_Collected data_
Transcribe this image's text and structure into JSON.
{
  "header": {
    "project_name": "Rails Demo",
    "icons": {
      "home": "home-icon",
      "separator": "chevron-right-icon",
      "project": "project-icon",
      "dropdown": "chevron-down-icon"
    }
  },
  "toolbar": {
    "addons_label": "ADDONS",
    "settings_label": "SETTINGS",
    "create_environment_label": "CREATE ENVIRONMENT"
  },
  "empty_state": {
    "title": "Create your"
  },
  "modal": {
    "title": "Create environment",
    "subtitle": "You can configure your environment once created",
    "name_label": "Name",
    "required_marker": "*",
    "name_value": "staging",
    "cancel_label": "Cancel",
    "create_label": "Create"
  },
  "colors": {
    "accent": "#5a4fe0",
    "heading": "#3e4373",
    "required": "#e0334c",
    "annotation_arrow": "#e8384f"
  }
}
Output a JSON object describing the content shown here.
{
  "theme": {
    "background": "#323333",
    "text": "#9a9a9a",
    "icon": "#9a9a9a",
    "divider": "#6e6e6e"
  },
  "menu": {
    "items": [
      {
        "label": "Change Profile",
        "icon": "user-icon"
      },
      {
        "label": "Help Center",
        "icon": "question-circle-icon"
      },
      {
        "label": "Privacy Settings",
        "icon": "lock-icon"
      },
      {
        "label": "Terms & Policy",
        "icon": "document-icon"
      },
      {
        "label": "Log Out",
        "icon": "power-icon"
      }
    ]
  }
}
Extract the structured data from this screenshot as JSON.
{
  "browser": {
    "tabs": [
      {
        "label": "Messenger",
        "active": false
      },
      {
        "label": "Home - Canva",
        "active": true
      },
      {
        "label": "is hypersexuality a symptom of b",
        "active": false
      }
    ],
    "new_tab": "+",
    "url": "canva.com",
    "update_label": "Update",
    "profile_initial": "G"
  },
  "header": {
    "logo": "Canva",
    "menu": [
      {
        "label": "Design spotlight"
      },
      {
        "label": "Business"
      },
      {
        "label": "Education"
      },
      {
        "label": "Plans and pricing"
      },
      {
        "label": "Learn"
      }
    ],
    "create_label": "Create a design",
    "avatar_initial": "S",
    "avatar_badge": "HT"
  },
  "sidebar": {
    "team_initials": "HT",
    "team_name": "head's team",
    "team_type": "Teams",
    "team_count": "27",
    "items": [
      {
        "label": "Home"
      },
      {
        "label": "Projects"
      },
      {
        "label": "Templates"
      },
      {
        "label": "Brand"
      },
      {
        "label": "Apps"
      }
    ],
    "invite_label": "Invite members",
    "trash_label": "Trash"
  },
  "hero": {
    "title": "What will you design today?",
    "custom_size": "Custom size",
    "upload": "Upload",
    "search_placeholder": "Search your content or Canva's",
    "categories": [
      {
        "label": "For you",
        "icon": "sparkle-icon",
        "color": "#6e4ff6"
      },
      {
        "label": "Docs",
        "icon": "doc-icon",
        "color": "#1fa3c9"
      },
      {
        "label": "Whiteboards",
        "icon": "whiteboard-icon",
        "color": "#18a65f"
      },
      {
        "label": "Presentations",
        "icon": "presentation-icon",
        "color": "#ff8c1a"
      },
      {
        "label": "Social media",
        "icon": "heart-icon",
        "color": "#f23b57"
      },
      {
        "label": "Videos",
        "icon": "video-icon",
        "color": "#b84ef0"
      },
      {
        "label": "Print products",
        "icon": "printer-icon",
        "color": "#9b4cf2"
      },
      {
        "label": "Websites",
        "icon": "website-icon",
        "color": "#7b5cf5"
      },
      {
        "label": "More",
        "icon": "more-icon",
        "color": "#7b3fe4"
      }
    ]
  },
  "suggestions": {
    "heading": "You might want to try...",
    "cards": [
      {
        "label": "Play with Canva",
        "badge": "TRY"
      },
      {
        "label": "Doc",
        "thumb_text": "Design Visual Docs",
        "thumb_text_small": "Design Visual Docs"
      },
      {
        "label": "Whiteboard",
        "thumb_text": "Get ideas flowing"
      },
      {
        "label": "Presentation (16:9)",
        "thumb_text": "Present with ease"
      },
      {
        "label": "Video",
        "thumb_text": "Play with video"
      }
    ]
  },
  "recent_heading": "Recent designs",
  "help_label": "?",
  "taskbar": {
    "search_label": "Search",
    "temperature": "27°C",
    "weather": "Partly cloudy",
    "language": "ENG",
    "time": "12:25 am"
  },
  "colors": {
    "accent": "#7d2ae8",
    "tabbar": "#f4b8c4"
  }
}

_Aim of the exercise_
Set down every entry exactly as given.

_Solution_
Transcribe this image's text and structure into JSON.
{
  "header": {
    "project_name": "Rails Demo",
    "icons": {
      "home": "home-icon",
      "separator": "chevron-right-icon",
      "project": "project-icon",
      "dropdown": "chevron-down-icon"
    }
  },
  "toolbar": {
    "addons_label": "ADDONS",
    "settings_label": "SETTINGS",
    "create_environment_label": "CREATE ENVIRONMENT"
  },
  "empty_state": {
    "title": "Create your"
  },
  "modal": {
    "title": "Create environment",
    "subtitle": "You can configure your environment once created",
    "name_label": "Name",
    "required_marker": "*",
    "name_value": "staging",
    "cancel_label": "Cancel",
    "create_label": "Create"
  },
  "colors": {
    "accent": "#5a4fe0",
    "heading": "#3e4373",
    "required": "#e0334c",
    "annotation_arrow": "#e8384f"
  }
}
Output a JSON object describing the content shown here.
{
  "theme": {
    "background": "#323333",
    "text": "#9a9a9a",
    "icon": "#9a9a9a",
    "divider": "#6e6e6e"
  },
  "menu": {
    "items": [
      {
        "label": "Change Profile",
        "icon": "user-icon"
      },
      {
        "label": "Help Center",
        "icon": "question-circle-icon"
      },
      {
        "label": "Privacy Settings",
        "icon": "lock-icon"
      },
      {
        "label": "Terms & Policy",
        "icon": "document-icon"
      },
      {
        "label": "Log Out",
        "icon": "power-icon"
      }
    ]
  }
}
Extract the structured data from this screenshot as JSON.
{
  "browser": {
    "tabs": [
      {
        "label": "Messenger",
        "active": false
      },
      {
        "label": "Home - Canva",
        "active": true
      },
      {
        "label": "is hypersexuality a symptom of b",
        "active": false
      }
    ],
    "new_tab": "+",
    "url": "canva.com",
    "update_label": "Update",
    "profile_initial": "G"
  },
  "header": {
    "logo": "Canva",
    "menu": [
      {
        "label": "Design spotlight"
      },
      {
        "label": "Business"
      },
      {
        "label": "Education"
      },
      {
        "label": "Plans and pricing"
      },
      {
        "label": "Learn"
      }
    ],
    "create_label": "Create a design",
    "avatar_initial": "S",
    "avatar_badge": "HT"
  },
  "sidebar": {
    "team_initials": "HT",
    "team_name": "head's team",
    "team_type": "Teams",
    "team_count": "27",
    "items": [
      {
        "label": "Home"
      },
      {
        "label": "Projects"
      },
      {
        "label": "Templates"
      },
      {
        "label": "Brand"
      },
      {
        "label": "Apps"
      }
    ],
    "invite_label": "Invite members",
    "trash_label": "Trash"
  },
  "hero": {
    "title": "What will you design today?",
    "custom_size": "Custom size",
    "upload": "Upload",
    "search_placeholder": "Search your content or Canva's",
    "categories": [
      {
        "label": "For you",
        "icon": "sparkle-icon",
        "color": "#6e4ff6"
      },
      {
        "label": "Docs",
        "icon": "doc-icon",
        "color": "#1fa3c9"
      },
      {
        "label": "Whiteboards",
        "icon": "whiteboard-icon",
        "color": "#18a65f"
      },
      {
        "label": "Presentations",
        "icon": "presentation-icon",
        "color": "#ff8c1a"
      },
      {
        "label": "Social media",
        "icon": "heart-icon",
        "color": "#f23b57"
      },
      {
        "label": "Videos",
        "icon": "video-icon",
        "color": "#b84ef0"
      },
      {
        "label": "Print products",
        "icon": "printer-icon",
        "color": "#9b4cf2"
      },
      {
        "label": "Websites",
        "icon": "website-icon",
        "color": "#7b5cf5"
      },
      {
        "label": "More",
        "icon": "more-icon",
        "color": "#7b3fe4"
      }
    ]
  },
  "suggestions": {
    "heading": "You might want to try...",
    "cards": [
      {
        "label": "Play with Canva",
        "badge": "TRY"
      },
      {
        "label": "Doc",
        "thumb_text": "Design Visual Docs",
        "thumb_text_small": "Design Visual Docs"
      },
      {
        "label": "Whiteboard",
        "thumb_text": "Get ideas flowing"
      },
      {
        "label": "Presentation (16:9)",
        "thumb_text": "Present with ease"
      },
      {
        "label": "Video",
        "thumb_text": "Play with video"
      }
    ]
  },
  "recent_heading": "Recent designs",
  "help_label": "?",
  "taskbar": {
    "search_label": "Search",
    "temperature": "27°C",
    "weather": "Partly cloudy",
    "language": "ENG",
    "time": "12:25 am"
  },
  "colors": {
    "accent": "#7d2ae8",
    "tabbar": "#f4b8c4"
  }
}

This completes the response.